> WHAT YOU HAVE TO DO:
Restate every line below word for word, but drop each picture.

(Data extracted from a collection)
____________

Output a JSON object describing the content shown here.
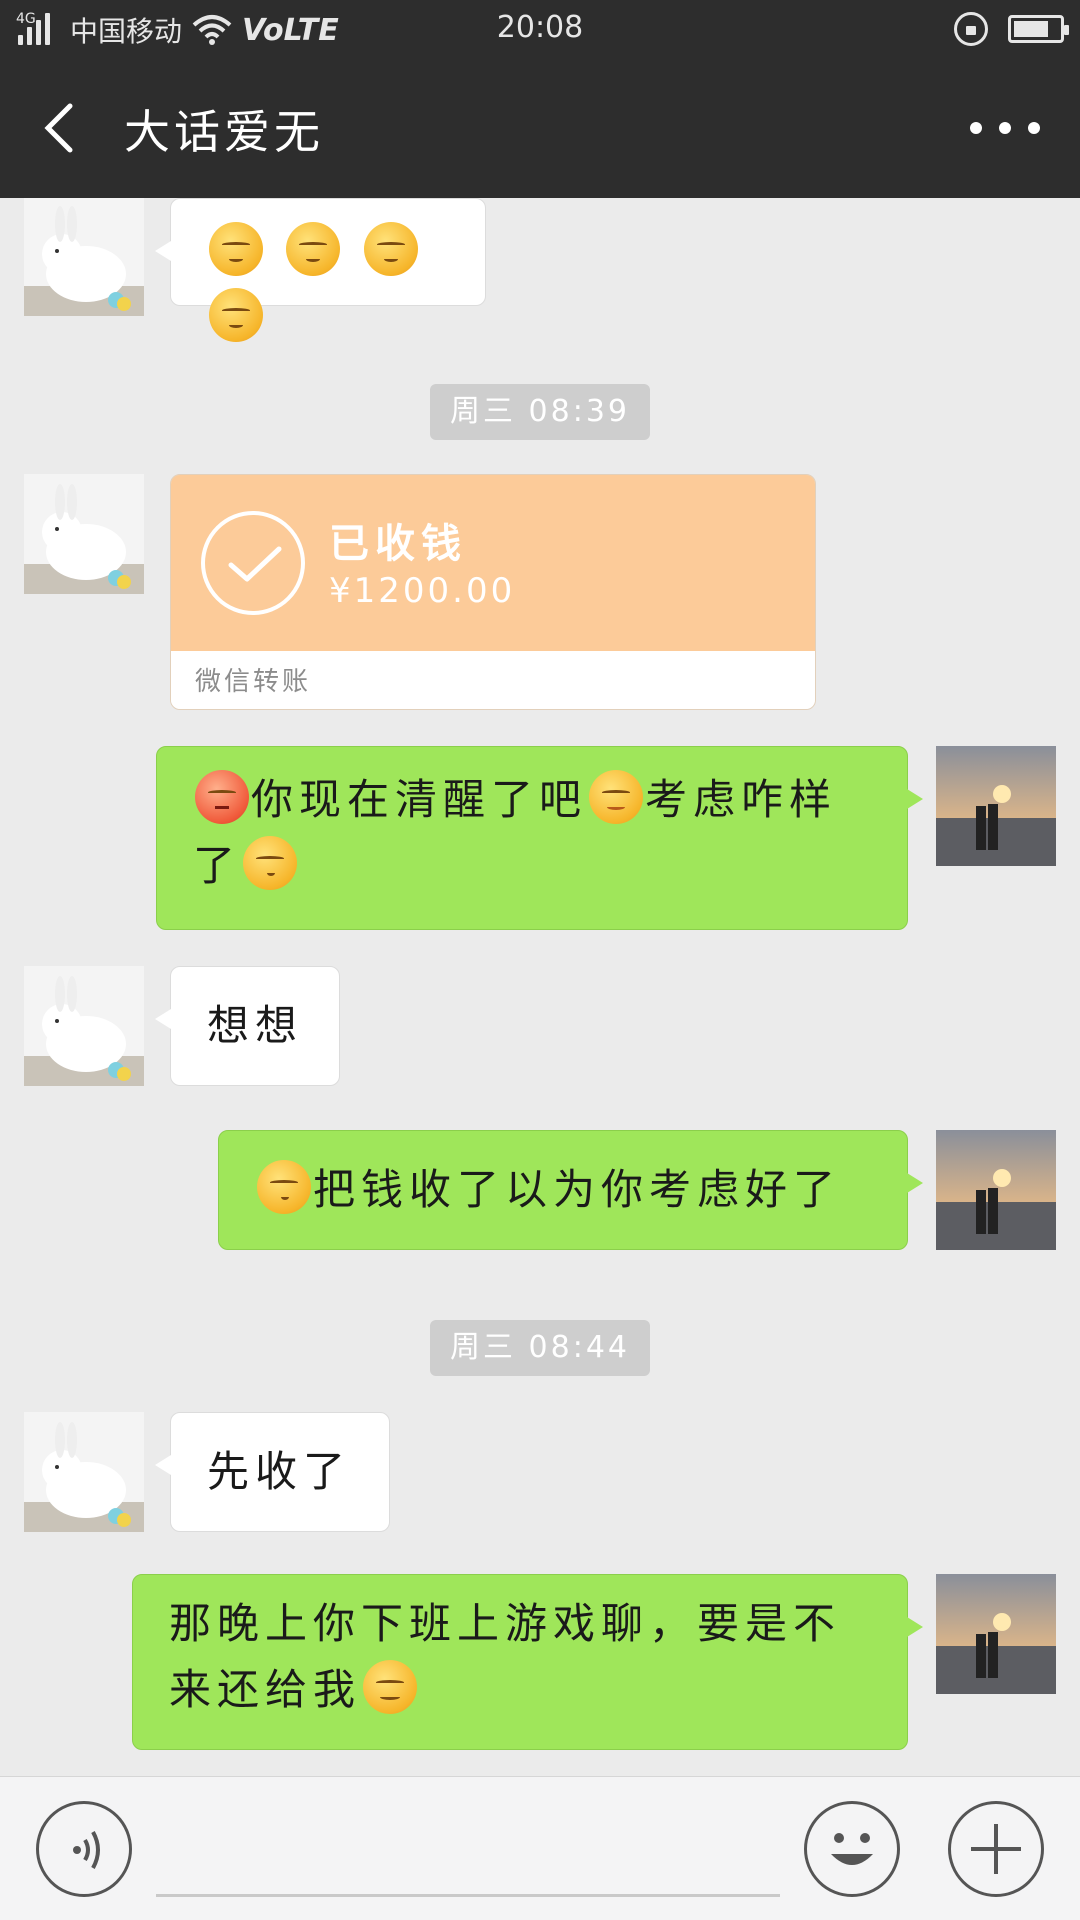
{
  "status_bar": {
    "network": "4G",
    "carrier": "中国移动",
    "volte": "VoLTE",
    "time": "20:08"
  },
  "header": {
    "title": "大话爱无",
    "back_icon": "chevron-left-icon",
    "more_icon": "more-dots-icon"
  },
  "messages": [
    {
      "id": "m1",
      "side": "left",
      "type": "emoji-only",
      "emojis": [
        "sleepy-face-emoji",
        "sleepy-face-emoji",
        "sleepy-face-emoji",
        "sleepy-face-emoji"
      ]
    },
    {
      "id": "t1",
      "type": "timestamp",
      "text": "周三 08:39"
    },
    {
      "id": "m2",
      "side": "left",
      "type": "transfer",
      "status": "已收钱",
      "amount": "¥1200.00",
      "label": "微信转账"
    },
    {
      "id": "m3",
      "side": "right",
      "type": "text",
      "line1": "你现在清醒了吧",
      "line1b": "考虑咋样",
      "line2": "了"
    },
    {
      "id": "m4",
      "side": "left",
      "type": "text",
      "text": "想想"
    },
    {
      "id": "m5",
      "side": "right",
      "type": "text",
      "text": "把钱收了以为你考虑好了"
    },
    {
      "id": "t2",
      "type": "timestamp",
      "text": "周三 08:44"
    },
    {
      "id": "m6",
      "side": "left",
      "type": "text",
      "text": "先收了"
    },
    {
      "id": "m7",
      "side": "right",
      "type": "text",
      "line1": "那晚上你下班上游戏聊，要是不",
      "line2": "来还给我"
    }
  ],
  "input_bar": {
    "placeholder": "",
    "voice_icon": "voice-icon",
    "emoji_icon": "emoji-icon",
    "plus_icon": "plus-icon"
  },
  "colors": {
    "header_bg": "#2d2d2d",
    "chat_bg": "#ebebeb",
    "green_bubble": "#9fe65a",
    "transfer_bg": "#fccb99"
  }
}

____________

> ANSWER SPACE:
Output a JSON object describing the content shown here.
{
  "status_bar": {
    "network": "4G",
    "carrier": "中国移动",
    "volte": "VoLTE",
    "time": "20:08"
  },
  "header": {
    "title": "大话爱无",
    "back_icon": "chevron-left-icon",
    "more_icon": "more-dots-icon"
  },
  "messages": [
    {
      "id": "m1",
      "side": "left",
      "type": "emoji-only",
      "emojis": [
        "sleepy-face-emoji",
        "sleepy-face-emoji",
        "sleepy-face-emoji",
        "sleepy-face-emoji"
      ]
    },
    {
      "id": "t1",
      "type": "timestamp",
      "text": "周三 08:39"
    },
    {
      "id": "m2",
      "side": "left",
      "type": "transfer",
      "status": "已收钱",
      "amount": "¥1200.00",
      "label": "微信转账"
    },
    {
      "id": "m3",
      "side": "right",
      "type": "text",
      "line1": "你现在清醒了吧",
      "line1b": "考虑咋样",
      "line2": "了"
    },
    {
      "id": "m4",
      "side": "left",
      "type": "text",
      "text": "想想"
    },
    {
      "id": "m5",
      "side": "right",
      "type": "text",
      "text": "把钱收了以为你考虑好了"
    },
    {
      "id": "t2",
      "type": "timestamp",
      "text": "周三 08:44"
    },
    {
      "id": "m6",
      "side": "left",
      "type": "text",
      "text": "先收了"
    },
    {
      "id": "m7",
      "side": "right",
      "type": "text",
      "line1": "那晚上你下班上游戏聊，要是不",
      "line2": "来还给我"
    }
  ],
  "input_bar": {
    "placeholder": "",
    "voice_icon": "voice-icon",
    "emoji_icon": "emoji-icon",
    "plus_icon": "plus-icon"
  },
  "colors": {
    "header_bg": "#2d2d2d",
    "chat_bg": "#ebebeb",
    "green_bubble": "#9fe65a",
    "transfer_bg": "#fccb99"
  }
}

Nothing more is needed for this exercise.